Edible fruits of blue bean, Decaisnea fargesii. A member of the very minor
Lardizabalaceae family, in the buttercup order Ranunculales. This species
is barely related to common forest garden fruits like pears, blueberries, or
grapes, sharing few or no pests and diseases with them, and thus an
example of omega level diversity in action. Plus it looks super cool!
Courses/Workshops, Food Forests, Food Plants - Perennial, Trees — by Eric Toensmeier August 20, 2012
With Eric Toensmeier, Jonathan Bates and Steve Breyer
October 19-20, 2012, Holyoke & Southampton, Massachusetts USA
The best way to learn about food forests is by eating your way through mature examples during peak fruit and nut season. Details can come later. Come eat delights like persimmon, paw paw, Asian pear, hardy kiwifruit, raspberry, fall strawberries, cucumber berry, chestnut, butternut, hardy almond, Korean pine nut, and so much more.Comments (3)
Report on Implementation Activities in Konso Secondary and Jarso Primary Schools in July 2012 (Ethiopia)
Aid Projects, Community Projects, Compost, Conservation, Courses/Workshops, Demonstration Sites, Education Centres, Energy Systems, Food Forests, Irrigation, Land, Nurseries & Propogation, Rehabilitation, Retrofitting, Seeds, Swales, Trees, Village Development, Waste Systems & Recycling, Waste Water, Water Harvesting — by Alex McCausland August 17, 2012
In May 2012 we ran a PDC at Strawberry Fields Eco-Lodge on which we trained four local teachers, along with other participants, two from each of two local schools in Konso, South Ethiopia, where we are based. The selected teachers from the two schools, Konso Secondary and Jarso Primary, are science teachers responsible for the schools’ environmental clubs. During the training they produced permaculture designs for their school compounds, which they have gone on to begin implementing with their school communities.Comments (2)

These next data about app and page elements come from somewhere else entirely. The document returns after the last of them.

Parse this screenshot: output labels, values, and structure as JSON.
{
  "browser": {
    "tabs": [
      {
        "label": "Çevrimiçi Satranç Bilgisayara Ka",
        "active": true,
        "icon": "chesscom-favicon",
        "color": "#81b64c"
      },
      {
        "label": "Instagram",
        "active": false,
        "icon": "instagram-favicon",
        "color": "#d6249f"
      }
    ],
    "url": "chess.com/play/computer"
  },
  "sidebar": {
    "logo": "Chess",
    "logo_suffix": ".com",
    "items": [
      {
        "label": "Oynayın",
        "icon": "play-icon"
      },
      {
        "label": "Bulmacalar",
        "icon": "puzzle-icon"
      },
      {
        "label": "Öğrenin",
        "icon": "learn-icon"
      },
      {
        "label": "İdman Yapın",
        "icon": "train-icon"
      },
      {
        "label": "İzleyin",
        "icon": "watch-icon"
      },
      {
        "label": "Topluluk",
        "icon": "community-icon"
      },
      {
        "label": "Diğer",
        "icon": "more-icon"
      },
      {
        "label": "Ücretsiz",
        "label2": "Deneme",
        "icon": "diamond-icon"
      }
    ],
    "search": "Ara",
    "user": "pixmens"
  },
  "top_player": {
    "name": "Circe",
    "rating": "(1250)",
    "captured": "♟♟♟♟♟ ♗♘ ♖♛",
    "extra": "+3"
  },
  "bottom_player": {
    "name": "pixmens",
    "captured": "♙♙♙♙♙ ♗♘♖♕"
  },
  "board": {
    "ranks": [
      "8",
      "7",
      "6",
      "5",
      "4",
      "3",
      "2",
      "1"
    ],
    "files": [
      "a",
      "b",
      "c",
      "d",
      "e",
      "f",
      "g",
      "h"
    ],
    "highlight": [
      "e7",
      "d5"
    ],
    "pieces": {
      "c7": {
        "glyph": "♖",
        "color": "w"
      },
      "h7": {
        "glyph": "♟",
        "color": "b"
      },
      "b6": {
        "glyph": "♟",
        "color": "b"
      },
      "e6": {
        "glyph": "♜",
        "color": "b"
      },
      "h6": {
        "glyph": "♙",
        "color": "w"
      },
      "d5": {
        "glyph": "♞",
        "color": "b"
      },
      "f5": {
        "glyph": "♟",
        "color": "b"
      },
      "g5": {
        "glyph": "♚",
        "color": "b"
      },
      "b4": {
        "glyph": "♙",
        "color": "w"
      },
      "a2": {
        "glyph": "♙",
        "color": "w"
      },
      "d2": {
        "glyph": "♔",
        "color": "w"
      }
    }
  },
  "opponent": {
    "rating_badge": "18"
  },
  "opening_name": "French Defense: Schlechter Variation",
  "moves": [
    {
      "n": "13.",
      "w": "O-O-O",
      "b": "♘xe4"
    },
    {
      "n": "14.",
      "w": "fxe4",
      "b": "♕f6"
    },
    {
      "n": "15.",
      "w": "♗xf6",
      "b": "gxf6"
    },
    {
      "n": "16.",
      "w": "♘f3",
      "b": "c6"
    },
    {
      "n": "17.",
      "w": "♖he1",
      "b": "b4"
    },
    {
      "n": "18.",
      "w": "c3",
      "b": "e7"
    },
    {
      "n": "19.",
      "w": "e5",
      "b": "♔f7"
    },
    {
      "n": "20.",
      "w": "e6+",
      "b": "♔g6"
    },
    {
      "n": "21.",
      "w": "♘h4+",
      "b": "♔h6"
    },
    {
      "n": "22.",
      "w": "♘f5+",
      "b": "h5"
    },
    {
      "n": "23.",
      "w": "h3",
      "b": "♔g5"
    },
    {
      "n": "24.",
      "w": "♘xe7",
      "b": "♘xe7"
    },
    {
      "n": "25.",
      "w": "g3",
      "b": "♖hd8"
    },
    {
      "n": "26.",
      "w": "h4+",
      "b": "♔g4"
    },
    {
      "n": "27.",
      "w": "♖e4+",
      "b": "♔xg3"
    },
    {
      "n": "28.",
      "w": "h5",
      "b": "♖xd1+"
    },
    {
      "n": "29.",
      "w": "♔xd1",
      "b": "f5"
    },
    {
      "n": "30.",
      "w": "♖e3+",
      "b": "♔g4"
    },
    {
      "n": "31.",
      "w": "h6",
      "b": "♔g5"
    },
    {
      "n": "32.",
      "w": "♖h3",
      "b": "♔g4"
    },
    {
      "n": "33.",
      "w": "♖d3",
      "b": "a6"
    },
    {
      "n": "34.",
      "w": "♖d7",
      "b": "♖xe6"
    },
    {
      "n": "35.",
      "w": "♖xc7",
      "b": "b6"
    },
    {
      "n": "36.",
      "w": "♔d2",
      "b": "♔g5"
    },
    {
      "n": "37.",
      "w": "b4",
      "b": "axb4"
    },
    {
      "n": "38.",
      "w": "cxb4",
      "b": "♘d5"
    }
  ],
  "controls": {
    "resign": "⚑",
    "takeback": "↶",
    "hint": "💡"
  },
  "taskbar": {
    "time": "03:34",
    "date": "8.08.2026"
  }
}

Food Forests, Food Plants - Perennial, Plant Systems, Trees — by Eric Toensmeier August 15, 2012
When I started to learn about useful plants and their scientific (Latin) names, I quickly came to realize that there were many more than I could easily keep track of. Fortunately botany comes with a pre-made filing system to organize every species. Use of this system has made it easy for me to keep track of the 10,000 or so species that are important to me and add new ones as they come into my life. It’s not hard to use once you get the hang of it, and it can teach you a lot about the relationships between plants including fascinating insights that you would not otherwise come across.
First a little basic botany: when you learn a Latin name it’s more than just the word for a plant in an obscure language. Scientific names are the accepted and official international classification system for plants. In my library I have plant books in many languages, but they all feature Latin names. More importantly for our purposes here, Latin names are the entry point to understanding the evolutionary relationships between plants.
Nuts of beaked hazel (Corylus cornuta)